One of the core arguments of my book "Tear Down This Myth" was that the iconic, bronze-statue figure of Ronald Reagan that Grover Norquist and other extreme-conservative GOP activists to sell their no-tax, militaristic policies was one that the flesh-and-blood Gipper could never have lived up to himself. The real Reagan was a pragmatist who was willing to sign off on tax increases when he needed to and would "cut-and-run" to save American lives, as he did in Lebanon in 1983.
That's why it's fascinating to see the right wing of the Republican National Committee quantify the Reagan myth this week, so you can see how even Reagan doesn't "measure up." Check out this so-called "purity test" that they've worked up:
WASHINGTON — A group of conservative Republican leaders is proposing a solution to the internecine warfare over what the party should stand for: a 10-point checklist gauging proper adherence to core principles like opposing government financing for abortion and, more generally, President Obama's "socialist agenda."
In what was being dubbed a purity test when it leaked out to reporters on Monday, the proposal would require the party to withhold campaign money and endorsements from candidates who do not adhere to at least seven principles on the checklist.
The principles in the resolution include fairly basic proclamations, like "We support victory in Iraq and Afghanistan by supporting military-recommended troop surges," along with trickier propositions that have bedeviled the party, like one opposing amnesty for illegal immigrants — a form of which President George W. Bush was accused of supporting.

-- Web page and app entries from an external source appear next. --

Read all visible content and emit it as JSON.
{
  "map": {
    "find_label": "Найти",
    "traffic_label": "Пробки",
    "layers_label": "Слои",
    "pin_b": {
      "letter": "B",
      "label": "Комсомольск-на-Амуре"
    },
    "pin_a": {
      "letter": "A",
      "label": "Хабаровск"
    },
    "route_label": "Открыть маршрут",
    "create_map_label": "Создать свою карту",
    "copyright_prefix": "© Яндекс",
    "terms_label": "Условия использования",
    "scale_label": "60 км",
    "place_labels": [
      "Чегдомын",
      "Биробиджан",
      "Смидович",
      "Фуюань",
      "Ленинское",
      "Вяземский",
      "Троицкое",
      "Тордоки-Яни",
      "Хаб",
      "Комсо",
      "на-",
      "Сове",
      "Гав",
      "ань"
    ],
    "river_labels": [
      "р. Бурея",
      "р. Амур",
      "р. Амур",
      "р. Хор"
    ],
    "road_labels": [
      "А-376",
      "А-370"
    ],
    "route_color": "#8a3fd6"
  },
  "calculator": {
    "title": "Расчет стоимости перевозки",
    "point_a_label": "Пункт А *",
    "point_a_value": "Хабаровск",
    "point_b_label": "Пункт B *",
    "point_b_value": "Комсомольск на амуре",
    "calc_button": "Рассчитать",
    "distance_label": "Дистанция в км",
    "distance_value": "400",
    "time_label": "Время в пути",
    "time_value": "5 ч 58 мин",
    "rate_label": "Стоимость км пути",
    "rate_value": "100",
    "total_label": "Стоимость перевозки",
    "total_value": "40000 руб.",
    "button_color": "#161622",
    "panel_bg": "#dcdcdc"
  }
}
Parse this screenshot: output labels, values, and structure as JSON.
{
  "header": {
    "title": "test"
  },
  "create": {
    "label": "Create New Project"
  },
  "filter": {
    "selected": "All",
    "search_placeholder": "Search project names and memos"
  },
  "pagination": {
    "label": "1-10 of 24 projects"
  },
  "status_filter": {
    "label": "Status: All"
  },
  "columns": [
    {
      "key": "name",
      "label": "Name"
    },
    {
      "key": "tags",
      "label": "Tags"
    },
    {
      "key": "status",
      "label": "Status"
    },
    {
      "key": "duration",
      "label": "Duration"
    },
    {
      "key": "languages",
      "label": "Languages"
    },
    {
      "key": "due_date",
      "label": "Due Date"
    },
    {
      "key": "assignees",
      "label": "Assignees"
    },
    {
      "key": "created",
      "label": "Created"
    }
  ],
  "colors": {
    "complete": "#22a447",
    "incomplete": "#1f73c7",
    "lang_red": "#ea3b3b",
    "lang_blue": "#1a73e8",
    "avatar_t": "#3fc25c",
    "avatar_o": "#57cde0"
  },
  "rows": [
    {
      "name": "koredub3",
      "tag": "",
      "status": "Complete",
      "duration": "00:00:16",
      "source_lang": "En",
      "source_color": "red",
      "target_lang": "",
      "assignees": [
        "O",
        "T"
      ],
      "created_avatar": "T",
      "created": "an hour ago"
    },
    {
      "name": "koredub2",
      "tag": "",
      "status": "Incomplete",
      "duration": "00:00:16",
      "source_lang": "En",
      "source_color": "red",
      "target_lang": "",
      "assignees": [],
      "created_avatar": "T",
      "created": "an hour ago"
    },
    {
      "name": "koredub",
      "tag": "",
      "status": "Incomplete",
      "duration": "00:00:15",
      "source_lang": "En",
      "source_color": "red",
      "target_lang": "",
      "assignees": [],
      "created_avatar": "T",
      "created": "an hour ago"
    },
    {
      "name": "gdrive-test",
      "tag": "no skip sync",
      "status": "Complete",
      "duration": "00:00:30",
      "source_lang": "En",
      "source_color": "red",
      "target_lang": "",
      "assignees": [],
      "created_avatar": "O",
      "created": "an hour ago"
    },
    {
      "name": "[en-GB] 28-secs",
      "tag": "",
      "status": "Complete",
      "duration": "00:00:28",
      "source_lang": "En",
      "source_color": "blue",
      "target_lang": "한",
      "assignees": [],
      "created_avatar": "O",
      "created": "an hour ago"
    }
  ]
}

And as Keith Olbermann noted on MSNBC last night, "the plan they've chosen would have kicked out Ronald Reagan." By Olbermann's estimation, Reagan would have only scored six out of 10, since he grew the size of the federal government during his two terms, signed into law an amnesty program for illegal immigrants in 1986, failed to take a hardline approach to Iran by trading arms for hostages there, and opposed an anti-gay rights proposition in California in the late 1970s, along with several other potential "violations." Olbermann jokingly welcome Reagan -- who'd been a strong supporter of FDR and Harry Truman -- back into the Democratic Party.